** RECORDED INFORMATION follows **

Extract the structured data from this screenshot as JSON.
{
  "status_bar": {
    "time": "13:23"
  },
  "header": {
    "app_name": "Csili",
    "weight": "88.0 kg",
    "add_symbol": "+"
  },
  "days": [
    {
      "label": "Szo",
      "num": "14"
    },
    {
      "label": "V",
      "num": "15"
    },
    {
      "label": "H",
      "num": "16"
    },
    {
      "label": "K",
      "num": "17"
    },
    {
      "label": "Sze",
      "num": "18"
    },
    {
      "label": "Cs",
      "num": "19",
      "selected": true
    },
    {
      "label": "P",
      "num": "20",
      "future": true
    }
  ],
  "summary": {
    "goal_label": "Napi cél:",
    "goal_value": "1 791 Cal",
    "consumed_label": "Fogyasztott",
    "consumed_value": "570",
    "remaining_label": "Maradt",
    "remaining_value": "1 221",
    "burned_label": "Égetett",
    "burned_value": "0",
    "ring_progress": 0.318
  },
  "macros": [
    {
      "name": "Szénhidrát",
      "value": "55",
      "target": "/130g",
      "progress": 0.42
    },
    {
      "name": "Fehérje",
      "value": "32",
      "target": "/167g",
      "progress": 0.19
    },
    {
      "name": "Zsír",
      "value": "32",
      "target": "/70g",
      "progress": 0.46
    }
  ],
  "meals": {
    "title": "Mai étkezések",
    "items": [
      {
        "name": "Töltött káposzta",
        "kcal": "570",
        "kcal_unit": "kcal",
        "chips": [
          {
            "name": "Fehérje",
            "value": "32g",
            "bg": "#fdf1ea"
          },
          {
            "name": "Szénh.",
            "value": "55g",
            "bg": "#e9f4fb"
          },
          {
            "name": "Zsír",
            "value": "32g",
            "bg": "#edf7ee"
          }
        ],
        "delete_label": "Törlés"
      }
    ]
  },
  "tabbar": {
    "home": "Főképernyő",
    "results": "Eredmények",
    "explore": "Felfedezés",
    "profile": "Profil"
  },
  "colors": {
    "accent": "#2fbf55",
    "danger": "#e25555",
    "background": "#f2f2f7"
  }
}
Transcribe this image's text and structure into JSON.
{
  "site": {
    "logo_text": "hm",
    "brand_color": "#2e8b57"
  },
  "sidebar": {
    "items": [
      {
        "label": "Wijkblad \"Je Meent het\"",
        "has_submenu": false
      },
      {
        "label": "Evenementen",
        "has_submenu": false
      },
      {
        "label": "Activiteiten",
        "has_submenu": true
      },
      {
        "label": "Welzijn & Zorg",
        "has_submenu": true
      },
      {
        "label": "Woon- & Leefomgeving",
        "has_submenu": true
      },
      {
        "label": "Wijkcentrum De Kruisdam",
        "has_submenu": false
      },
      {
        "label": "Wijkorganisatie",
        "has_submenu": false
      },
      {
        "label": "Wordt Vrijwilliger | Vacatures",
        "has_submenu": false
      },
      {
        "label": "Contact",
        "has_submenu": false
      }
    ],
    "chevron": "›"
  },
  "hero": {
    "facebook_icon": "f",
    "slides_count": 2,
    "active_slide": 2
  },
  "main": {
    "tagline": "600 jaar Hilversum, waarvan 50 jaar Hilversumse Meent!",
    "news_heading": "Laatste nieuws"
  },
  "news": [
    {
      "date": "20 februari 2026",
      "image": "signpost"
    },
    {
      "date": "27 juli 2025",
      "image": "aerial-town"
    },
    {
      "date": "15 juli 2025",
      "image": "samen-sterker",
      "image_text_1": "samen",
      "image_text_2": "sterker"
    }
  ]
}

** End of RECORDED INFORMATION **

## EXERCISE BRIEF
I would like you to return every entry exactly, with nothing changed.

## RESULT FOR THIS TASK
Extract the structured data from this screenshot as JSON.
{
  "status_bar": {
    "time": "13:23"
  },
  "header": {
    "app_name": "Csili",
    "weight": "88.0 kg",
    "add_symbol": "+"
  },
  "days": [
    {
      "label": "Szo",
      "num": "14"
    },
    {
      "label": "V",
      "num": "15"
    },
    {
      "label": "H",
      "num": "16"
    },
    {
      "label": "K",
      "num": "17"
    },
    {
      "label": "Sze",
      "num": "18"
    },
    {
      "label": "Cs",
      "num": "19",
      "selected": true
    },
    {
      "label": "P",
      "num": "20",
      "future": true
    }
  ],
  "summary": {
    "goal_label": "Napi cél:",
    "goal_value": "1 791 Cal",
    "consumed_label": "Fogyasztott",
    "consumed_value": "570",
    "remaining_label": "Maradt",
    "remaining_value": "1 221",
    "burned_label": "Égetett",
    "burned_value": "0",
    "ring_progress": 0.318
  },
  "macros": [
    {
      "name": "Szénhidrát",
      "value": "55",
      "target": "/130g",
      "progress": 0.42
    },
    {
      "name": "Fehérje",
      "value": "32",
      "target": "/167g",
      "progress": 0.19
    },
    {
      "name": "Zsír",
      "value": "32",
      "target": "/70g",
      "progress": 0.46
    }
  ],
  "meals": {
    "title": "Mai étkezések",
    "items": [
      {
        "name": "Töltött káposzta",
        "kcal": "570",
        "kcal_unit": "kcal",
        "chips": [
          {
            "name": "Fehérje",
            "value": "32g",
            "bg": "#fdf1ea"
          },
          {
            "name": "Szénh.",
            "value": "55g",
            "bg": "#e9f4fb"
          },
          {
            "name": "Zsír",
            "value": "32g",
            "bg": "#edf7ee"
          }
        ],
        "delete_label": "Törlés"
      }
    ]
  },
  "tabbar": {
    "home": "Főképernyő",
    "results": "Eredmények",
    "explore": "Felfedezés",
    "profile": "Profil"
  },
  "colors": {
    "accent": "#2fbf55",
    "danger": "#e25555",
    "background": "#f2f2f7"
  }
}
Transcribe this image's text and structure into JSON.
{
  "site": {
    "logo_text": "hm",
    "brand_color": "#2e8b57"
  },
  "sidebar": {
    "items": [
      {
        "label": "Wijkblad \"Je Meent het\"",
        "has_submenu": false
      },
      {
        "label": "Evenementen",
        "has_submenu": false
      },
      {
        "label": "Activiteiten",
        "has_submenu": true
      },
      {
        "label": "Welzijn & Zorg",
        "has_submenu": true
      },
      {
        "label": "Woon- & Leefomgeving",
        "has_submenu": true
      },
      {
        "label": "Wijkcentrum De Kruisdam",
        "has_submenu": false
      },
      {
        "label": "Wijkorganisatie",
        "has_submenu": false
      },
      {
        "label": "Wordt Vrijwilliger | Vacatures",
        "has_submenu": false
      },
      {
        "label": "Contact",
        "has_submenu": false
      }
    ],
    "chevron": "›"
  },
  "hero": {
    "facebook_icon": "f",
    "slides_count": 2,
    "active_slide": 2
  },
  "main": {
    "tagline": "600 jaar Hilversum, waarvan 50 jaar Hilversumse Meent!",
    "news_heading": "Laatste nieuws"
  },
  "news": [
    {
      "date": "20 februari 2026",
      "image": "signpost"
    },
    {
      "date": "27 juli 2025",
      "image": "aerial-town"
    },
    {
      "date": "15 juli 2025",
      "image": "samen-sterker",
      "image_text_1": "samen",
      "image_text_2": "sterker"
    }
  ]
}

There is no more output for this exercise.